**About this exercise**
In the records, find every line with the word "favicon" and copy it out.

Data entries:

|---|

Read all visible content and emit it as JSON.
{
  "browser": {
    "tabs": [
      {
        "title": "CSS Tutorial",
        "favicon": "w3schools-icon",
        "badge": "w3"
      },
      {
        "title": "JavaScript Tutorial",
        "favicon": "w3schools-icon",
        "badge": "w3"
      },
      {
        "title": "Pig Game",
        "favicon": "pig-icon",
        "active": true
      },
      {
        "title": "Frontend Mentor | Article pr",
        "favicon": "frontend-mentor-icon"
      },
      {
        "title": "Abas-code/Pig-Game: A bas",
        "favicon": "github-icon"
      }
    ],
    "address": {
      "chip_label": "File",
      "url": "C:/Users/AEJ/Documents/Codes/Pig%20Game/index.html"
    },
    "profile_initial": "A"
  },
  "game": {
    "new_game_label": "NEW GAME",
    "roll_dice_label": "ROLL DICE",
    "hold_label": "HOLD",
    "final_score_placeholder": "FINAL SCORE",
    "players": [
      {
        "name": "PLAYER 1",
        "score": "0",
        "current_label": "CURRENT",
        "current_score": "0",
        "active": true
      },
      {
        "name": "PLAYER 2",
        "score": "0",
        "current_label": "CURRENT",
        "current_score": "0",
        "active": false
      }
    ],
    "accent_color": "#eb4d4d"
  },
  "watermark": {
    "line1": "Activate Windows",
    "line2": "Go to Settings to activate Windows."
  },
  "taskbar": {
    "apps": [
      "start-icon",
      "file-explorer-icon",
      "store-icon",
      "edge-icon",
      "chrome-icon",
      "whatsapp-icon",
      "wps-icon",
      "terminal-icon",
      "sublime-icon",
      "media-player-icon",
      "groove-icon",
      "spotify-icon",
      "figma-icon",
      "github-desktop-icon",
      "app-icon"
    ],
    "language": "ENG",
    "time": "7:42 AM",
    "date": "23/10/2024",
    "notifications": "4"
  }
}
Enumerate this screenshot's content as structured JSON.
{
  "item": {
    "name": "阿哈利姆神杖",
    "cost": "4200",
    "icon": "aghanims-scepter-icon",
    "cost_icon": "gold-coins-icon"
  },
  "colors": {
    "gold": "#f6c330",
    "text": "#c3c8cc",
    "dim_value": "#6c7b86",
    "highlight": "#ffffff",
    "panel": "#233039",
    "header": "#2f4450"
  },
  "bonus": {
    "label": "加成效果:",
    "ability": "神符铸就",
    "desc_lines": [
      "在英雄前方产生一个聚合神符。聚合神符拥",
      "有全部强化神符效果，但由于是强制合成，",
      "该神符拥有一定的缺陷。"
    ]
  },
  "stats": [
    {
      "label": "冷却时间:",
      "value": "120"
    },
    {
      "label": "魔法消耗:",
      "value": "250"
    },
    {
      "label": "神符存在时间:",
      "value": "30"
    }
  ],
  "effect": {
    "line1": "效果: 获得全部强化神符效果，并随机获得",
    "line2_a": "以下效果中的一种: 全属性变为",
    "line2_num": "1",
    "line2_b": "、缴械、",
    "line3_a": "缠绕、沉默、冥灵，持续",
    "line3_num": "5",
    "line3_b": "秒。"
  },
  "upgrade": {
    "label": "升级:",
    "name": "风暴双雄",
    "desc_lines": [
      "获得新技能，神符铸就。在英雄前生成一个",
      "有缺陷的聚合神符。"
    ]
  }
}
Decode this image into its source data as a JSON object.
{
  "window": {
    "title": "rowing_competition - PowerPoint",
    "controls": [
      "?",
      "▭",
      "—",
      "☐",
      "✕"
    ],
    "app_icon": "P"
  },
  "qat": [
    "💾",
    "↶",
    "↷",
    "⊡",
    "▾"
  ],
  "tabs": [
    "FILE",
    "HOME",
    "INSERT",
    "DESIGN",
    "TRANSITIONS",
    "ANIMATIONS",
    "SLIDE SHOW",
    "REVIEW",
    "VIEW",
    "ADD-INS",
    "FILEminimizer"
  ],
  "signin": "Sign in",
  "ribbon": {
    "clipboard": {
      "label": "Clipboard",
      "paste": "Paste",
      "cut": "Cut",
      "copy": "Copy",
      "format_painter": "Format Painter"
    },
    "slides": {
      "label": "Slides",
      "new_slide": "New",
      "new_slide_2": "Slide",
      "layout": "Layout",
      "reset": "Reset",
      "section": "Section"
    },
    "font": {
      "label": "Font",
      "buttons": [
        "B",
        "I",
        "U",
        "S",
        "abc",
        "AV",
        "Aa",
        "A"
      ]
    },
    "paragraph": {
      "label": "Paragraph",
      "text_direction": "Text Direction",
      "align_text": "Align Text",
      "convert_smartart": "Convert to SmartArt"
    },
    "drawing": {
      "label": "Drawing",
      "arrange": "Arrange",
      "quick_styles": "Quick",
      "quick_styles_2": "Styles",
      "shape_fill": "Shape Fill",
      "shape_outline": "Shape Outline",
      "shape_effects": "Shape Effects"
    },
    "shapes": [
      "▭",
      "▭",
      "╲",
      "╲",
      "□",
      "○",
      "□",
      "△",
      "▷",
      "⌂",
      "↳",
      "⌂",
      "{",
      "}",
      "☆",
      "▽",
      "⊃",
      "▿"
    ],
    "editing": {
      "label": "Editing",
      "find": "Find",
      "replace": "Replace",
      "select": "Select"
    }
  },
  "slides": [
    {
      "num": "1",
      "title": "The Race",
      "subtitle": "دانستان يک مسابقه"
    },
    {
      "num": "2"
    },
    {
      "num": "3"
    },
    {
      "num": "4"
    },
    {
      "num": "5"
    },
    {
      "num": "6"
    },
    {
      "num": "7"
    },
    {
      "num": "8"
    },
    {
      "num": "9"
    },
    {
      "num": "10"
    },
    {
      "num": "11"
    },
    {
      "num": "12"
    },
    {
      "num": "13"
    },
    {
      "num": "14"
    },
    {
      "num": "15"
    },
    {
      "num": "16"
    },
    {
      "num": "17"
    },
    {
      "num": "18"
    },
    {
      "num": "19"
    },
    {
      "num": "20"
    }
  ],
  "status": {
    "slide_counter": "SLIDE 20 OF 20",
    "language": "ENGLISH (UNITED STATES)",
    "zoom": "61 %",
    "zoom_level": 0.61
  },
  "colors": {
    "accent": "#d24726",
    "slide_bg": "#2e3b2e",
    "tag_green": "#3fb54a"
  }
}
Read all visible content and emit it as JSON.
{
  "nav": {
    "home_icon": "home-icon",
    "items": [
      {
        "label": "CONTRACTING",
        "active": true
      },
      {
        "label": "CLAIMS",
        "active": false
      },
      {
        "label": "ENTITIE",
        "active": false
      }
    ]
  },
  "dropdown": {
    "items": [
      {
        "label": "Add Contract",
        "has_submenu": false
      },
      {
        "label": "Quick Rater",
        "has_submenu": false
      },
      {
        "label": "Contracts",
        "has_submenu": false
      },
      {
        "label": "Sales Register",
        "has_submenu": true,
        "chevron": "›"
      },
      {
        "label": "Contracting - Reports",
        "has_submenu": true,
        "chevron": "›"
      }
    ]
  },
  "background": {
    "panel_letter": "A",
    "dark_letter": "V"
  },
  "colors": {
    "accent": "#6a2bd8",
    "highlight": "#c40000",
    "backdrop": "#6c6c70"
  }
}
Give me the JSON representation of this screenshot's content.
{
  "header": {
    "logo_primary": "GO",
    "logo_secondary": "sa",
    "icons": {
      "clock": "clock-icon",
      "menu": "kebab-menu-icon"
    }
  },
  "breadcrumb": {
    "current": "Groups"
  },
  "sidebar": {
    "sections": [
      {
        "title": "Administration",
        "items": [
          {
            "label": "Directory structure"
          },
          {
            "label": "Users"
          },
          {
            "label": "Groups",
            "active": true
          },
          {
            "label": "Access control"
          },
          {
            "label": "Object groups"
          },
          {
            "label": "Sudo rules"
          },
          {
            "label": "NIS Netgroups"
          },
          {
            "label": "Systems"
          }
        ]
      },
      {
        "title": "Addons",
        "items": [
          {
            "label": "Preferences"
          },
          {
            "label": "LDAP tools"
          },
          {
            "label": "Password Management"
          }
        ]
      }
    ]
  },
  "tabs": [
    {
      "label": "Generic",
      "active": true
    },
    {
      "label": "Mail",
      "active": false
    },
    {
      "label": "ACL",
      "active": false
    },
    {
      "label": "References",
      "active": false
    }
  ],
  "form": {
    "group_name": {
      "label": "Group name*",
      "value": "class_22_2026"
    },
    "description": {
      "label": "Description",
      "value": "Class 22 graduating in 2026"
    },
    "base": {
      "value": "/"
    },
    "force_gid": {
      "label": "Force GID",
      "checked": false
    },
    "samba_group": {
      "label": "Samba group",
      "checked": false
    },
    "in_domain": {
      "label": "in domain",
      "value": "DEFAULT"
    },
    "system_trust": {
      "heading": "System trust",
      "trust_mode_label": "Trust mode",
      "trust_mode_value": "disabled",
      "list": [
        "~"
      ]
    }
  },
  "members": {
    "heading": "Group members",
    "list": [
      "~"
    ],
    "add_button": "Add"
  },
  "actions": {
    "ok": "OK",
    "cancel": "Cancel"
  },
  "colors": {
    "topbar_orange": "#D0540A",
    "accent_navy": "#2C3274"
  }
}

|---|

**Result of this exercise**
        "favicon": "w3schools-icon",
        "favicon": "w3schools-icon",
        "favicon": "pig-icon",
        "favicon": "frontend-mentor-icon"
        "favicon": "github-icon"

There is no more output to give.